Zeynep Gambetti, Associate Professor of Political Science and International Relations, Bogaziçi University

Greg Grandin, Professor of History, New York University

Peter E. Gordon, Amabel B. James Professor of History, Harvard University

Jeff Goodwin, Professor of Sociology, New York University

Ayten Gündogdu, Associate Professor of Political Science, Barnard College-Columbia University

Lawrence Hamilton, Professor of Political Studies, Wits, and NRF/British Academy Bilateral Research Chair in Political Theory, Wits University and University of Cambridge

Bonnie Honig, Nancy Duke Lewis Professor, Modern Culture and Media (MCM) and Political Science, Brown University

Axel Honneth, Jack C. Weinstein Professor for the Humanities in the Department of Philosophy, Columbia University

James Ingram, Associate Professor of Political Science, McMaster University

Turkuler Isiksel, James P. Shenton Assistant Professor of the Core Curriculum, Political Science, Columbia University

Andreas Kalyvas, Associate Professor of Politics, The New School for Social Research

Steven Klein, Assistant Professor of Political Science, University of Florida

Lori Marso, Professor of Political Science, Union College

John P. McCormick, Professor of Political Science, University of Chicago

Benjamin McKean, Assistant Professor of Political Science, Ohio State University

Anne McNevin, Associate Professor of Political Science, The New School for Social Research

A. Dirk Moses, Professor of Modern History, University of Sydney

James Muldoon, Lecturer in Political Science, University of Exeter

Laurie E. Naranch, Associate Professor of Political Science, Siena College

Frederick Neuhouser, Viola Manderfeld Professor of German and Professor of Philosophy, Barnard College-Columbia University

Patricia Owens, Professor of International Relations, University of Sussex

Serena Parekh, Associate Professor of Philosophy, Northeastern University

William E. Scheuerman, Professor of Political Science, Indiana University, Bloomington

Joan Wallach Scott, Professor Emerita, School of Social Science, Institute for Advanced Study, Princeton

George Shulman, Professor, Gallatin School of New York University

Ann Laura Stoler, Willy Brandt Distinguished University Professor of Anthropology and Historical Studies, The New School for Social Research

Lyndsey Stonebridge, Professor of Modern Literature and History, University of East Anglia

Miriam Ticktin, Associate Professor and Chair of Anthropology, The New School for Social Research

Nadia Urbinati, Kyriakos Tsakopoulos Professor of Political Theory and Hellenic Studies, Political Science, Columbia University

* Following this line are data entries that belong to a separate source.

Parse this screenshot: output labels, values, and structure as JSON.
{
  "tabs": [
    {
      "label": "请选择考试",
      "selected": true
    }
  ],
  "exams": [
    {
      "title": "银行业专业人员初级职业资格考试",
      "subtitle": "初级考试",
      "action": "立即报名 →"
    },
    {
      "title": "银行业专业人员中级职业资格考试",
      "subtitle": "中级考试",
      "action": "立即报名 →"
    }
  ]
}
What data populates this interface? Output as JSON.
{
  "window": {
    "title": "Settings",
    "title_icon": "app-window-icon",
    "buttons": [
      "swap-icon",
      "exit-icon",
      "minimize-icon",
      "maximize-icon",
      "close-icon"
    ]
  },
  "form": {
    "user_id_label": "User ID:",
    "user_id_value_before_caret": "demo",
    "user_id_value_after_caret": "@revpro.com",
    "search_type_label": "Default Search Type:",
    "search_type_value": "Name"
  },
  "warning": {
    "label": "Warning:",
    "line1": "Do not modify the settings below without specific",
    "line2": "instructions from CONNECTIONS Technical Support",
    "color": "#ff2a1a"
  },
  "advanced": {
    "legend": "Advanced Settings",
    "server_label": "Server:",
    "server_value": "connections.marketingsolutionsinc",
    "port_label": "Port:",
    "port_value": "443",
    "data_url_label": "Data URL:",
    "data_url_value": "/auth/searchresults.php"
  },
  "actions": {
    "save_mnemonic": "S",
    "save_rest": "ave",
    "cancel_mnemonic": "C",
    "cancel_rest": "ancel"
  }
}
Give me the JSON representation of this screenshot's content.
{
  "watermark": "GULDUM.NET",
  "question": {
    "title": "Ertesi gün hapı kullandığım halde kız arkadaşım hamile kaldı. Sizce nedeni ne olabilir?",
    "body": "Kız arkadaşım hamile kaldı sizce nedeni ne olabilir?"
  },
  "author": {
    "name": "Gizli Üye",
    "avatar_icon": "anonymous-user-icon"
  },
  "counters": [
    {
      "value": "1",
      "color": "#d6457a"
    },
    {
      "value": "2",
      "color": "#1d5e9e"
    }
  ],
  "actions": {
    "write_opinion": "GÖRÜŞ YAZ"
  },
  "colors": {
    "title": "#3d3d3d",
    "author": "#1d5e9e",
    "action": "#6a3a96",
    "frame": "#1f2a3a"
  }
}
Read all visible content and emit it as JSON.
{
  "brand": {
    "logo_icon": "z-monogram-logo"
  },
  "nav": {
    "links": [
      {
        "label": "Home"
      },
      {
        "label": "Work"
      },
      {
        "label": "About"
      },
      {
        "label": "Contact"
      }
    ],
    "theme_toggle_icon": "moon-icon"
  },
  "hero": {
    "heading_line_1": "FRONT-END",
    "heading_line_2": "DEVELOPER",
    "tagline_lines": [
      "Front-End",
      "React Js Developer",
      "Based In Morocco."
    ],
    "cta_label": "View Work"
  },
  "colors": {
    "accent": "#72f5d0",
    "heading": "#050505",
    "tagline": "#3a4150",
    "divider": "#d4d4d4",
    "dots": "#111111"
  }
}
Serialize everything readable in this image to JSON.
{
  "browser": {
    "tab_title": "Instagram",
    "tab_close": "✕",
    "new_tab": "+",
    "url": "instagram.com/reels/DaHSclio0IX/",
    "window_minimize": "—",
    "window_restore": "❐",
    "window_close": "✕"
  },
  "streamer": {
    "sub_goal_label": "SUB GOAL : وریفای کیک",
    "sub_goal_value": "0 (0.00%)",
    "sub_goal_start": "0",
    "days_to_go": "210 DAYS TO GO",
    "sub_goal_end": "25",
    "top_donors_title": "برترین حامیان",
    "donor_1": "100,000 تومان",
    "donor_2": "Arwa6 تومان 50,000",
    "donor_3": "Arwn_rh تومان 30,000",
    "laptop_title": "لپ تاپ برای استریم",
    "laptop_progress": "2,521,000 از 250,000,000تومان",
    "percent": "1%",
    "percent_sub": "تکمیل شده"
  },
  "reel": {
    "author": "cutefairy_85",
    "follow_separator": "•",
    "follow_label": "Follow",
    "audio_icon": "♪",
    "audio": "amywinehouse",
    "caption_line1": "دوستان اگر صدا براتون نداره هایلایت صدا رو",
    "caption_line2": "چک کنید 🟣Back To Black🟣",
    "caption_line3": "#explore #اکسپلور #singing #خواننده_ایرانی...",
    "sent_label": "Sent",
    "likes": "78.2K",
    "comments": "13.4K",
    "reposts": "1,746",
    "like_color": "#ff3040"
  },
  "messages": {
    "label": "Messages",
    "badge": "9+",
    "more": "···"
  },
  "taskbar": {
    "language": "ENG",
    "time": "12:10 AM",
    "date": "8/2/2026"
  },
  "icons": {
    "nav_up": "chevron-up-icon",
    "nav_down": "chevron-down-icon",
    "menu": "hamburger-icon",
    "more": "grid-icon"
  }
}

Camila Vergara, PhD Candidate, Department of Political Science, Columbia University

Anna Yeatman, Professorial Fellow, Whitlam Institute within Western Sydney University